* [WORK ITEM] Copy out, from the entries below, each line holding the string "only".

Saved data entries
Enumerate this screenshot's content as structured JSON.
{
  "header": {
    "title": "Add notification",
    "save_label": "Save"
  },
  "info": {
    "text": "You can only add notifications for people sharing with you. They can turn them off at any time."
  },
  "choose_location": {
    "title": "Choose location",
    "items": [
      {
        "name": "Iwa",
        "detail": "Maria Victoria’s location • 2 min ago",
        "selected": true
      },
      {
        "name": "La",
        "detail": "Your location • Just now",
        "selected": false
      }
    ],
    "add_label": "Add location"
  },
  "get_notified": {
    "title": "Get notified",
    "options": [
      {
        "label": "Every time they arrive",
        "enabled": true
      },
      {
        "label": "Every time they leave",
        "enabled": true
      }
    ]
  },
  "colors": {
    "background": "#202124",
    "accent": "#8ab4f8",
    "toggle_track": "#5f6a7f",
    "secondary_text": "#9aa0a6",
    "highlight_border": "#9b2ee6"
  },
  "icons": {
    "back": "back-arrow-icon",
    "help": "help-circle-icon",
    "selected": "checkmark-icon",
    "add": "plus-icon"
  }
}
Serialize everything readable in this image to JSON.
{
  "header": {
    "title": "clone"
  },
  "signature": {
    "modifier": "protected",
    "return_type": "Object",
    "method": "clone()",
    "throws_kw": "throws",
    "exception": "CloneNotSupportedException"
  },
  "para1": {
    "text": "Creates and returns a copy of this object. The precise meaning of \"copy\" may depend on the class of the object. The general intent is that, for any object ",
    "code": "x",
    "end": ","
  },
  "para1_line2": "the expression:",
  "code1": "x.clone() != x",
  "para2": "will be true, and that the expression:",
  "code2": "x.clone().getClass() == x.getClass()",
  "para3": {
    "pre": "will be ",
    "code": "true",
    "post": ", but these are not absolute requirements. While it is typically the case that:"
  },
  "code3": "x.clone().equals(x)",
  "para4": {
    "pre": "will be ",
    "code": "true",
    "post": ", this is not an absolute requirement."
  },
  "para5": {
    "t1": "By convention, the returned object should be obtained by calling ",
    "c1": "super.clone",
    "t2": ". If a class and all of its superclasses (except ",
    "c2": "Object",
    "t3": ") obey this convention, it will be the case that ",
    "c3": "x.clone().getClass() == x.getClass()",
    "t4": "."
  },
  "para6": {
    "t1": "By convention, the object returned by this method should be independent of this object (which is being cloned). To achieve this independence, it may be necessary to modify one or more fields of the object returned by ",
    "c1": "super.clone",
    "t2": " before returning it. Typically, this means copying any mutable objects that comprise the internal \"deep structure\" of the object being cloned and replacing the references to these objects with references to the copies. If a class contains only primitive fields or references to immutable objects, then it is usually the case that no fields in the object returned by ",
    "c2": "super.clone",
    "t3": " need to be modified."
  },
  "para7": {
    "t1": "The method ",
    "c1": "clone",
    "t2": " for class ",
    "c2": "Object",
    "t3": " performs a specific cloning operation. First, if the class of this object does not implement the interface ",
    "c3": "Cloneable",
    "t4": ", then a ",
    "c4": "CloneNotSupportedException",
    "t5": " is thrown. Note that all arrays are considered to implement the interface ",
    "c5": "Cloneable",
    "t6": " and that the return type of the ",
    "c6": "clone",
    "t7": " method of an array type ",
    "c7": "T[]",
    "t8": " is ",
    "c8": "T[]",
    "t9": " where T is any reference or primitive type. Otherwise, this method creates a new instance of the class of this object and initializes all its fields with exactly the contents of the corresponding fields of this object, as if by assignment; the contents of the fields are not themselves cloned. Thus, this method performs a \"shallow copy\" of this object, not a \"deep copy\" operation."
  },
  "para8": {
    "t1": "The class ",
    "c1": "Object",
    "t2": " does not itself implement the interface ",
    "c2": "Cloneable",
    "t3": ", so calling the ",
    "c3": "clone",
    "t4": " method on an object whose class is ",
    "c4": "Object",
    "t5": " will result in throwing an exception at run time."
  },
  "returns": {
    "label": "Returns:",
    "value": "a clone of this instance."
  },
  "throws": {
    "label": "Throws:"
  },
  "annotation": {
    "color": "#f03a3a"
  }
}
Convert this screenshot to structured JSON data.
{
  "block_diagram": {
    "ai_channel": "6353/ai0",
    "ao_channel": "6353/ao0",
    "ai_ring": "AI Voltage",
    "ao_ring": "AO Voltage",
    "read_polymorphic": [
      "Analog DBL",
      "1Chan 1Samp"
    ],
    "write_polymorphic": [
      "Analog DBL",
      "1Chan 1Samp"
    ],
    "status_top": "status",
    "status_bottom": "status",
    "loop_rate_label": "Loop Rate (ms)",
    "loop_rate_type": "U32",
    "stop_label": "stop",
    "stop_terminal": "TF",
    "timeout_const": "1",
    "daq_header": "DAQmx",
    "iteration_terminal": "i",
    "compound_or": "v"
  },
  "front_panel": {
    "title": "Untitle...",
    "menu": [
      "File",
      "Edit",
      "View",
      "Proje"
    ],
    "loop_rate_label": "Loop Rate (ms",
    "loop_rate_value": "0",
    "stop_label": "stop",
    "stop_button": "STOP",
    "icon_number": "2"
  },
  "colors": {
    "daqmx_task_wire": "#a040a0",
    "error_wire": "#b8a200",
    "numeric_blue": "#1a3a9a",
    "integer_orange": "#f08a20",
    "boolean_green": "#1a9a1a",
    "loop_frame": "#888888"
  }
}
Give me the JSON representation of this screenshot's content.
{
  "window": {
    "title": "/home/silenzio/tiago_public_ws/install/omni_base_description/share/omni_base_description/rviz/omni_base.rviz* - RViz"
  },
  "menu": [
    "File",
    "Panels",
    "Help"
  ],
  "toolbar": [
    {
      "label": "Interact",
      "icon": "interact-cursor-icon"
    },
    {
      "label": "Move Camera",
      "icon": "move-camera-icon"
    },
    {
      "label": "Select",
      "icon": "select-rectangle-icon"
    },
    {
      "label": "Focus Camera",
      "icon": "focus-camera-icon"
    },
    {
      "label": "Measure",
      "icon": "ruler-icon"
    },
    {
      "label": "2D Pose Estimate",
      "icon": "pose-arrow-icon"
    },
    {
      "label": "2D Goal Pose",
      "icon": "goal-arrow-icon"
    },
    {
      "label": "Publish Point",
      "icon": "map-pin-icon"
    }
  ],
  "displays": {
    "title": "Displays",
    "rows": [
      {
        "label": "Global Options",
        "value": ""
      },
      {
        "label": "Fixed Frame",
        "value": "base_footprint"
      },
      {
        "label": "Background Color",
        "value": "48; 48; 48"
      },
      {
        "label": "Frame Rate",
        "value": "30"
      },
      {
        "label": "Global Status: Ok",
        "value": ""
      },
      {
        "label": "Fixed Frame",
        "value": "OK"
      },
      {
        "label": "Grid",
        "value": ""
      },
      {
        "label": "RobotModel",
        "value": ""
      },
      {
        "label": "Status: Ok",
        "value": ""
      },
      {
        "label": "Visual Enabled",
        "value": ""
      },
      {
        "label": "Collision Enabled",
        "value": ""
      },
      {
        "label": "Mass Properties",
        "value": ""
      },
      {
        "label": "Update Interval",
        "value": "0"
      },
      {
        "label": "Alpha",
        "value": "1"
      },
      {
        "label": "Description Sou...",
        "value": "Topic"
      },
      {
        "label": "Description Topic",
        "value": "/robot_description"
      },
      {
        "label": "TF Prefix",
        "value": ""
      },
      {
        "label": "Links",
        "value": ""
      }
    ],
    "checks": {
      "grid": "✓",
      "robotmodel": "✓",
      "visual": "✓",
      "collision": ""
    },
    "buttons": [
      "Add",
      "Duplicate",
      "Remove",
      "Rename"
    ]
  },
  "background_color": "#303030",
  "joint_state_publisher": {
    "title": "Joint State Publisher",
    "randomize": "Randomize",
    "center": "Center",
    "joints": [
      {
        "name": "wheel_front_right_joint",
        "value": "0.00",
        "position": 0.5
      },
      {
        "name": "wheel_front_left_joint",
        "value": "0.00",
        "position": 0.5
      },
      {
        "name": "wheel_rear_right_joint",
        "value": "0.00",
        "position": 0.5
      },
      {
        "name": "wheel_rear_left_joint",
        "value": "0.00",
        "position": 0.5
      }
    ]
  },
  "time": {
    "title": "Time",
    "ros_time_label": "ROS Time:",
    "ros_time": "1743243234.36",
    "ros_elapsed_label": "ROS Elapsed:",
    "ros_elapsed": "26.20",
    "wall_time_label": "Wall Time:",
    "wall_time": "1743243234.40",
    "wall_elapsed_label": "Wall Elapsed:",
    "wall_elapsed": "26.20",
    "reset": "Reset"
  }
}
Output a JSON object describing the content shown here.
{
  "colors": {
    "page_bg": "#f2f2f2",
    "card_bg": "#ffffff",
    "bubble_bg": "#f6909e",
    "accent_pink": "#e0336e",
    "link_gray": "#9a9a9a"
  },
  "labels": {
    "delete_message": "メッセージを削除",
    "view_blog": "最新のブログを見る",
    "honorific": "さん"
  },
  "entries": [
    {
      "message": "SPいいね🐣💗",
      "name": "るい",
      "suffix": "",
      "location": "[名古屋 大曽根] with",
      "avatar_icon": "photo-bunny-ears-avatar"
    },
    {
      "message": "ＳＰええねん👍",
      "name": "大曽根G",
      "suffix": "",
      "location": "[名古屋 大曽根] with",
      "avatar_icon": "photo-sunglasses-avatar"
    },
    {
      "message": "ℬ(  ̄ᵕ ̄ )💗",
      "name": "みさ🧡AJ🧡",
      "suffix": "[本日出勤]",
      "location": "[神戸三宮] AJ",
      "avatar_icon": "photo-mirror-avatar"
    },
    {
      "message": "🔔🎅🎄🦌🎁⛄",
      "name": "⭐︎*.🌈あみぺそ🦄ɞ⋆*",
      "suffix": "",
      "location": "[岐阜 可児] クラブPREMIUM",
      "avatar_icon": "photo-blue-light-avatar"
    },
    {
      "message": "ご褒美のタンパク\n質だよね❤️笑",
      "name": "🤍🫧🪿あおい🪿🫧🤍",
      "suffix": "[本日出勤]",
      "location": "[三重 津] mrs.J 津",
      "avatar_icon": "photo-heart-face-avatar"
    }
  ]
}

* [EXERCISE OUTPUT]
    "text": "You can only add notifications for people sharing with you. They can turn them off at any time."
    "t2": " before returning it. Typically, this means copying any mutable objects that comprise the internal \"deep structure\" of the object being cloned and replacing the references to these objects with references to the copies. If a class contains only primitive fields or references to immutable objects, then it is usually the case that no fields in the object returned by ",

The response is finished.